Sean Brundle, DevOps Engineer at website development specialist Brainjocks, told us about how his team uses ParkMyCloud to manage cloud and DevOps costs.
Hi Sean! Tell us about Brainjocks and what you all do.
Sure. Brainjocks is a web design and development company that utilizes Sitecore, Episerver, and WordPress solutions to help companies build and manage websites. The Brainjocks team creates and updates websites that are most frequently hosted on public cloud servers.
We support our customers from end to end. We create and update their websites, and often support them after they go live, also. Sometimes we host their web sites on our cloud servers using Google Cloud, AWS, or Azure cloud solutions.
What’s your role at Brainjocks?
I’m a DevOps engineer, so my role is to set up and support all of the different environments for projects. I also configure automation tools and processes for developers, allowing them to deploy code changes in a seamless and automated process.
That is where ParkMyCloud comes into play for us. I make sure that we aren’t charging our clients too much for their cloud services when those services are not being actively utilized.
We have a DevOps team of five, and we support approximately 90 employees across our company.
How did you all decide to have a multi-cloud environment across all three of the major providers?
When we first started using public cloud, we opted for Google Cloud. At the time, Google Cloud was a more economically affordable option, and it was a great start for internal servers and internal projects. As of today we have 55 Google Cloud servers being managed in ParkMyCloud. These instances consist of internal servers for quality assurance sites, as well as proof of concept servers for the clients who we manage within Google Cloud.
Later we began using AWS for our continuous integration needs. One of the primary tools that we use for continuous integration and continuous deployment is TeamCity, which contains numerous AWS integration points. When Azure became a feature leader in the cloud market we began transitioning many of our clients to the Azure solution, primarily for the reliability of supporting production environments and to take advantage of the integration options for our development tools. Azure bolstered their integration offerings for servers, as well as for the continuous integration Azure Devops tool that we use for most of our projects on the Azure environment. We also use Microsoft products for our development processes. Since we use both SQL Server and Visual Studio, we utilize Azure for production environments.
What led you to search for a solution like ParkMyCloud?
We have a lot of active servers for internal testing, and keeping those online 24/7 is a significant cost when we only need them online when we are actively using them. Initially we would enable and disable the servers manually as needed, but that was a very time-consuming activity for our DevOps team. Cross-department communication became a challenge, also, as the QA team might try to do tests within a certain environment only to discover that the servers they needed were turned off, requiring them to seek out a DevOps resource and request that the server be brought back online.
Azure includes some automated options to schedule server availability, but neither Google Cloud nor AWS offers a good scheduling feature.
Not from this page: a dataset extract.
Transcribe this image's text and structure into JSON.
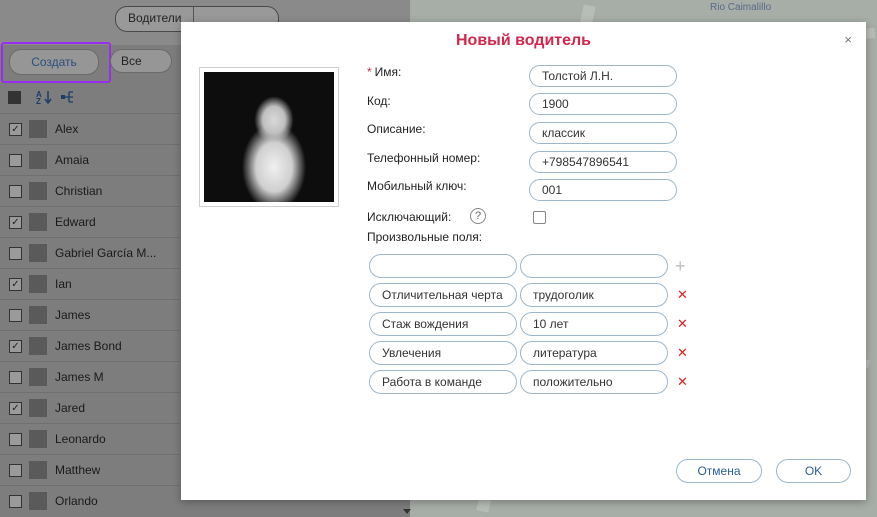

That’s why I began researching different tools in the market that can automate server schedules. It is ideal to have one to reliably schedule server availability. ParkMyCloud does an amazing job with that.
I also like the option of configuring policies that allow me to schedule specific server availability per project. These scheduling features also greatly facilitate our processes across our US- and European-based offices since they operate in multiple time zones. With ParkMyCloud I have a schedule for each time zone, so when it’s 3:00 in the morning local time in our Atlanta office the European servers will automatically be online. They don’t have to ping us and wake us up early in the morning. So that’s one thing I was definitely looking for in a tool that we never had before.
That sounds like it was a pain to manage.
It sure was. The previous, manual process for enabling and disabling servers was not an efficient process at all, and it was a tedious task to organize all of our servers across all of our time zones.
How did you first hear about ParkMyCloud?
We looked into creating a custom application that would do something similar to ParkMyCloud, but our custom solutions didn’t have a lot of the benefits that we have found in your solution. We wanted a way that the QA team could go in and see if the servers are on or off, request to have the servers turn on, and then I was planning to create an automated process to have these servers on and off on a certain schedule. I was creating automation scripts to turn off the servers, and eventually I just realized that there’s got to be a good tool out there that will automate this process for me. That’s when I started researching, and through my research I found ParkMyCloud. I saw a demo, and determined that ParkMyCloud does everything that I want plus much, much more.
How much have you saved on your cloud bills so far with ParkMyCloud?
We just started using it a few months ago, and we’ve already saved $10,000.
Do you have ParkMyCloud integrated with any other tools you use?
Yes. We use Slack, which is the biggest communication tool that we use throughout our company. I have Slack integrated with ParkMyCloud, so any time a scheduled configuration changes or when certain critical servers are turned on or off, all applicable team members are alerted via the Slack-ParkMyCloud integration before those servers are shut down.
That’s all I have for now! Thanks for your time.